I personally find that eating around 30g of pure dark chocolate a day stops me from craving other, less healthy treats as it is so satisfying in flavour and gives me a great mood lift (probably induced by the pleasure of eating the chocolate as much as by my brains chemical response!).
As far as recommendations go you will find plenty on this site. Try the chocopaedia reviews and search the forum for a thread called ‘favorite chocolate’.
I’m sure there has been further discussion in greater detail about the health benefits of chocolate on this forum too but I can’t remember where.
I hope that helps,
January 10, 2006
Hi whnyc. I wonder what exactly your criteria are for a chocolate being “good for you health-wise”?
Arguably, chocolate’s greatest health benefit comes from its high levels of antioxidants.
The presence of antioxidants is strongly correlated with deep colour and bitterness: in cocoa, we have the dark purples and browns of anthocyanins, and the lingering bitterness of tannins and catechins.

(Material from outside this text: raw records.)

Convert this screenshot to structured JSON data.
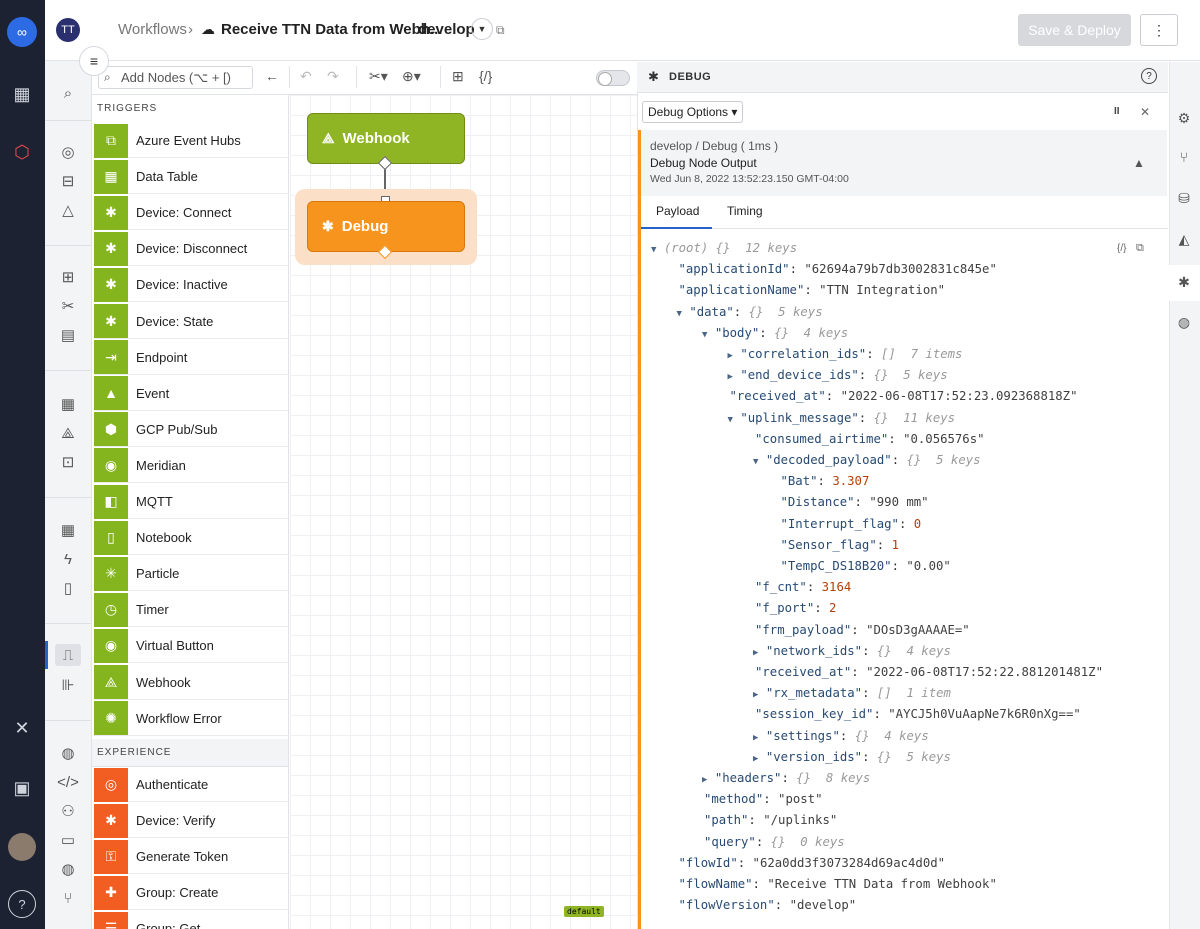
{
  "header": {
    "avatar_initials": "TT",
    "crumb_root": "Workflows",
    "crumb_sep": "›",
    "workflow_name": "Receive TTN Data from Webh...",
    "version": "develop",
    "save_deploy_label": "Save & Deploy",
    "more_label": "⋮"
  },
  "toolbar": {
    "search_placeholder": "Add Nodes (⌥ + [)"
  },
  "palette": {
    "triggers_heading": "TRIGGERS",
    "experience_heading": "EXPERIENCE",
    "triggers": [
      {
        "label": "Azure Event Hubs",
        "icon": "azure-icon",
        "glyph": "⧉"
      },
      {
        "label": "Data Table",
        "icon": "table-icon",
        "glyph": "▦"
      },
      {
        "label": "Device: Connect",
        "icon": "chip-icon",
        "glyph": "✱"
      },
      {
        "label": "Device: Disconnect",
        "icon": "chip-icon",
        "glyph": "✱"
      },
      {
        "label": "Device: Inactive",
        "icon": "chip-icon",
        "glyph": "✱"
      },
      {
        "label": "Device: State",
        "icon": "chip-icon",
        "glyph": "✱"
      },
      {
        "label": "Endpoint",
        "icon": "endpoint-icon",
        "glyph": "⇥"
      },
      {
        "label": "Event",
        "icon": "warning-icon",
        "glyph": "▲"
      },
      {
        "label": "GCP Pub/Sub",
        "icon": "gcp-icon",
        "glyph": "⬢"
      },
      {
        "label": "Meridian",
        "icon": "meridian-icon",
        "glyph": "◉"
      },
      {
        "label": "MQTT",
        "icon": "mqtt-icon",
        "glyph": "◧"
      },
      {
        "label": "Notebook",
        "icon": "notebook-icon",
        "glyph": "▯"
      },
      {
        "label": "Particle",
        "icon": "particle-icon",
        "glyph": "✳"
      },
      {
        "label": "Timer",
        "icon": "timer-icon",
        "glyph": "◷"
      },
      {
        "label": "Virtual Button",
        "icon": "button-icon",
        "glyph": "◉"
      },
      {
        "label": "Webhook",
        "icon": "webhook-icon",
        "glyph": "⟁"
      },
      {
        "label": "Workflow Error",
        "icon": "error-icon",
        "glyph": "✺"
      }
    ],
    "experience": [
      {
        "label": "Authenticate",
        "icon": "fingerprint-icon",
        "glyph": "◎"
      },
      {
        "label": "Device: Verify",
        "icon": "chip-icon",
        "glyph": "✱"
      },
      {
        "label": "Generate Token",
        "icon": "key-icon",
        "glyph": "⚿"
      },
      {
        "label": "Group: Create",
        "icon": "group-add-icon",
        "glyph": "✚"
      },
      {
        "label": "Group: Get",
        "icon": "group-icon",
        "glyph": "☰"
      }
    ]
  },
  "canvas": {
    "webhook_label": "Webhook",
    "debug_label": "Debug",
    "default_badge": "default"
  },
  "debug": {
    "panel_title": "DEBUG",
    "options_label": "Debug Options ▾",
    "pause_label": "II",
    "close_label": "✕",
    "msg_path": "develop / Debug ( 1ms )",
    "msg_title": "Debug Node Output",
    "msg_time": "Wed Jun 8, 2022 13:52:23.150 GMT-04:00",
    "tab_payload": "Payload",
    "tab_timing": "Timing"
  },
  "payload_lines": [
    {
      "indent": 0,
      "arrow": "▼",
      "key": "(root)",
      "val": "",
      "meta": "{}  12 keys",
      "type": "root"
    },
    {
      "indent": 1,
      "arrow": "",
      "key": "\"applicationId\"",
      "val": "\"62694a79b7db3002831c845e\"",
      "meta": "",
      "type": "s"
    },
    {
      "indent": 1,
      "arrow": "",
      "key": "\"applicationName\"",
      "val": "\"TTN Integration\"",
      "meta": "",
      "type": "s"
    },
    {
      "indent": 1,
      "arrow": "▼",
      "key": "\"data\"",
      "val": "",
      "meta": "{}  5 keys",
      "type": "o"
    },
    {
      "indent": 2,
      "arrow": "▼",
      "key": "\"body\"",
      "val": "",
      "meta": "{}  4 keys",
      "type": "o"
    },
    {
      "indent": 3,
      "arrow": "▶",
      "key": "\"correlation_ids\"",
      "val": "",
      "meta": "[]  7 items",
      "type": "o"
    },
    {
      "indent": 3,
      "arrow": "▶",
      "key": "\"end_device_ids\"",
      "val": "",
      "meta": "{}  5 keys",
      "type": "o"
    },
    {
      "indent": 3,
      "arrow": "",
      "key": "\"received_at\"",
      "val": "\"2022-06-08T17:52:23.092368818Z\"",
      "meta": "",
      "type": "s"
    },
    {
      "indent": 3,
      "arrow": "▼",
      "key": "\"uplink_message\"",
      "val": "",
      "meta": "{}  11 keys",
      "type": "o"
    },
    {
      "indent": 4,
      "arrow": "",
      "key": "\"consumed_airtime\"",
      "val": "\"0.056576s\"",
      "meta": "",
      "type": "s"
    },
    {
      "indent": 4,
      "arrow": "▼",
      "key": "\"decoded_payload\"",
      "val": "",
      "meta": "{}  5 keys",
      "type": "o"
    },
    {
      "indent": 5,
      "arrow": "",
      "key": "\"Bat\"",
      "val": "3.307",
      "meta": "",
      "type": "n"
    },
    {
      "indent": 5,
      "arrow": "",
      "key": "\"Distance\"",
      "val": "\"990 mm\"",
      "meta": "",
      "type": "s"
    },
    {
      "indent": 5,
      "arrow": "",
      "key": "\"Interrupt_flag\"",
      "val": "0",
      "meta": "",
      "type": "n"
    },
    {
      "indent": 5,
      "arrow": "",
      "key": "\"Sensor_flag\"",
      "val": "1",
      "meta": "",
      "type": "n"
    },
    {
      "indent": 5,
      "arrow": "",
      "key": "\"TempC_DS18B20\"",
      "val": "\"0.00\"",
      "meta": "",
      "type": "s"
    },
    {
      "indent": 4,
      "arrow": "",
      "key": "\"f_cnt\"",
      "val": "3164",
      "meta": "",
      "type": "n"
    },
    {
      "indent": 4,
      "arrow": "",
      "key": "\"f_port\"",
      "val": "2",
      "meta": "",
      "type": "n"
    },
    {
      "indent": 4,
      "arrow": "",
      "key": "\"frm_payload\"",
      "val": "\"DOsD3gAAAAE=\"",
      "meta": "",
      "type": "s"
    },
    {
      "indent": 4,
      "arrow": "▶",
      "key": "\"network_ids\"",
      "val": "",
      "meta": "{}  4 keys",
      "type": "o"
    },
    {
      "indent": 4,
      "arrow": "",
      "key": "\"received_at\"",
      "val": "\"2022-06-08T17:52:22.881201481Z\"",
      "meta": "",
      "type": "s"
    },
    {
      "indent": 4,
      "arrow": "▶",
      "key": "\"rx_metadata\"",
      "val": "",
      "meta": "[]  1 item",
      "type": "o"
    },
    {
      "indent": 4,
      "arrow": "",
      "key": "\"session_key_id\"",
      "val": "\"AYCJ5h0VuAapNe7k6R0nXg==\"",
      "meta": "",
      "type": "s"
    },
    {
      "indent": 4,
      "arrow": "▶",
      "key": "\"settings\"",
      "val": "",
      "meta": "{}  4 keys",
      "type": "o"
    },
    {
      "indent": 4,
      "arrow": "▶",
      "key": "\"version_ids\"",
      "val": "",
      "meta": "{}  5 keys",
      "type": "o"
    },
    {
      "indent": 2,
      "arrow": "▶",
      "key": "\"headers\"",
      "val": "",
      "meta": "{}  8 keys",
      "type": "o"
    },
    {
      "indent": 2,
      "arrow": "",
      "key": "\"method\"",
      "val": "\"post\"",
      "meta": "",
      "type": "s"
    },
    {
      "indent": 2,
      "arrow": "",
      "key": "\"path\"",
      "val": "\"/uplinks\"",
      "meta": "",
      "type": "s"
    },
    {
      "indent": 2,
      "arrow": "",
      "key": "\"query\"",
      "val": "",
      "meta": "{}  0 keys",
      "type": "o"
    },
    {
      "indent": 1,
      "arrow": "",
      "key": "\"flowId\"",
      "val": "\"62a0dd3f3073284d69ac4d0d\"",
      "meta": "",
      "type": "s"
    },
    {
      "indent": 1,
      "arrow": "",
      "key": "\"flowName\"",
      "val": "\"Receive TTN Data from Webhook\"",
      "meta": "",
      "type": "s"
    },
    {
      "indent": 1,
      "arrow": "",
      "key": "\"flowVersion\"",
      "val": "\"develop\"",
      "meta": "",
      "type": "s"
    }
  ],
  "colors": {
    "rail": "#1d2233",
    "trigger_green": "#84b51e",
    "experience_orange": "#f25d22",
    "debug_orange": "#f7941e",
    "tab_blue": "#2762c9"
  }
}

Forastero is king here, which actually means that (in relation to antioxidants) ordinary dark chocolate made from bulk cocoa is better for you than the pale, delicate Criollo varieties such as Chuao and Porcelana.

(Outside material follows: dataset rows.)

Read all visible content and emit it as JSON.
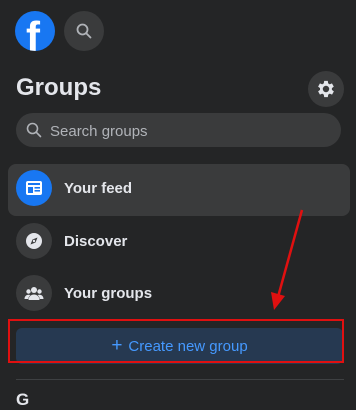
{
  "header": {
    "logo_icon": "facebook-logo",
    "logo_letter": "f",
    "search_icon": "search-icon"
  },
  "sidebar": {
    "title": "Groups",
    "settings_icon": "gear-icon",
    "search": {
      "placeholder": "Search groups",
      "value": ""
    },
    "items": [
      {
        "label": "Your feed",
        "icon": "feed-icon",
        "active": true
      },
      {
        "label": "Discover",
        "icon": "compass-icon",
        "active": false
      },
      {
        "label": "Your groups",
        "icon": "groups-icon",
        "active": false
      }
    ],
    "create_button": {
      "label": "Create new group",
      "icon": "plus-icon"
    },
    "next_section_heading": "G"
  },
  "annotations": {
    "highlight_color": "#e01010",
    "arrow_color": "#e01010"
  },
  "colors": {
    "background": "#242526",
    "accent": "#1877f2",
    "create_button_bg": "#263951",
    "create_button_text": "#4599ff"
  }
}
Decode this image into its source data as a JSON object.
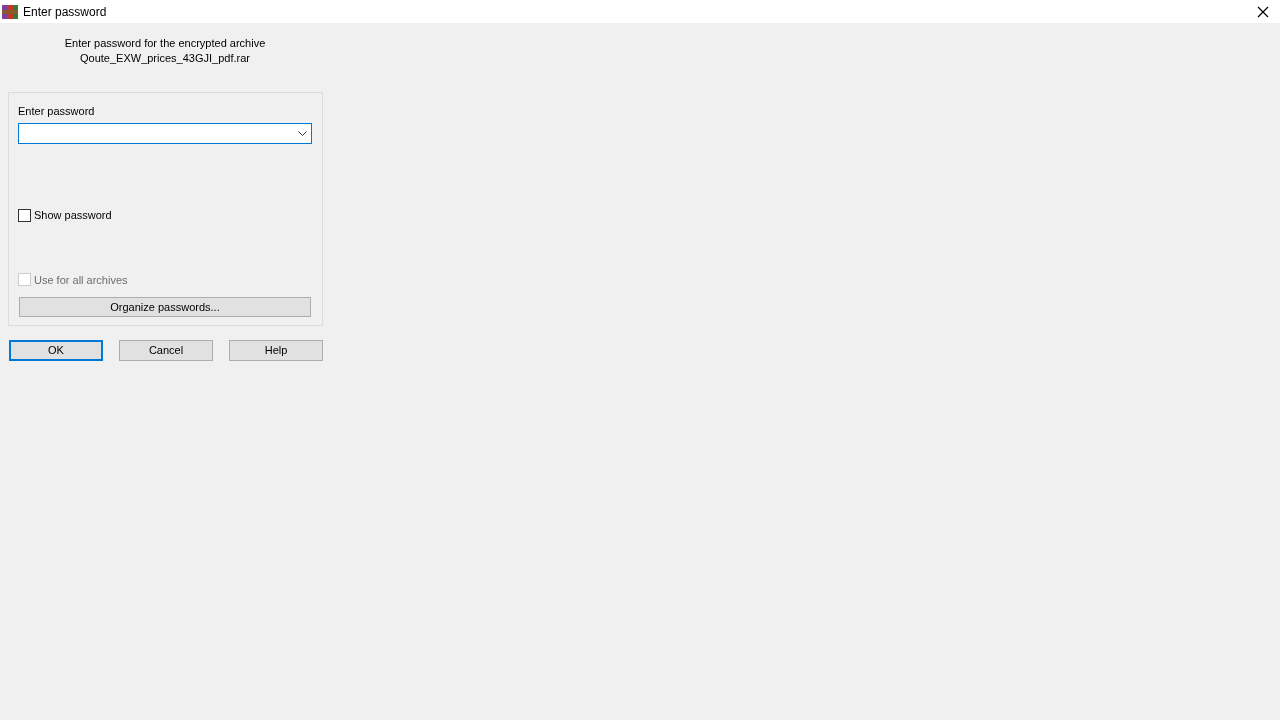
{
  "window": {
    "title": "Enter password"
  },
  "prompt": {
    "line_1": "Enter password for the encrypted archive",
    "line_2": "Qoute_EXW_prices_43GJI_pdf.rar"
  },
  "password_field": {
    "label": "Enter password"
  },
  "checkboxes": [
    {
      "label": "Show password",
      "checked": false,
      "disabled": false
    },
    {
      "label": "Use for all archives",
      "checked": false,
      "disabled": true
    }
  ],
  "organize_button": "Organize passwords...",
  "buttons": [
    {
      "label": "OK",
      "selected": true
    },
    {
      "label": "Cancel",
      "selected": false
    },
    {
      "label": "Help",
      "selected": false
    }
  ]
}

FYI, the debate about which cocoa beans contain more antioxidants (or flavonoids) has already taken place in the thread titled [url="http://www.seventypercent.com/forum/topic.asp?TOPIC_ID=808&SearchTerms=antioxidants,forastero"]“Doctor wants to put the treat in treatment”[/url].
Of course, if experiencing exotic pleasures is important to your health (and I’m not being sarcastic here – I’m sure a little bit of pure pleasure is great for your health), then by all means pursue the rarest delicacies of the chocolate world, such as Chuao and Porcelana.
In the book “Foods That Fight Cancer” by Richard Béliveau and Denis Gingras, the authors specifically recommend eating 40g of 70% cocoa solids chocolate every day. The only proviso is that, to be worthwhile, the chocolate must not contain milk solids, because milk solids bind up the beneficial antioxidants, making them unavailable to your body.
Hence, there’s no real physical benefit to be had from eating milk chocolate. For this reason, beware of the cheaper dark chocolate manufacturers who sneak milk fat or milk solids into their bars!
I wonder if you consider pesticides in food to be bad for you health-wise? If so, you might want to have a think about choosing organic chocolate.
Very dark chocolate used to give me terrible headaches — until I started making my own chocolate, from organically grown beans, and my headaches disappeared, even though I now eat a fairly substantial amount of the darkest chocolate imaginable (100% cocoa solids).
To the best of my knowledge, the link between pesticide residues in food and headaches is still only anecdotal — but the amount of anecdotal evidence is growing, especially in relation to wine.
Many people will try to tell you that pesticides aren’t used in the cocoa industry. Those people are, at best, ill-informed. To name but one example, Ghana (a major cocoa producer) still has government sponsored cocoa spraying programs — and, worse yet, they still use lindane, which is so dangerous that it’s banned for agricultural use in the USA and Europe.
Personally, I’d think twice before eating any cocoa that was grown in Ghana, because of the pesticide issue. Many blended chocolates contain cocoa from Ghana.
Finally, does your conscience affect your health? If so, then perhaps eating a certified Fair Trade, or otherwise fairly traded chocolate, might be good for your soul.
November 12, 2006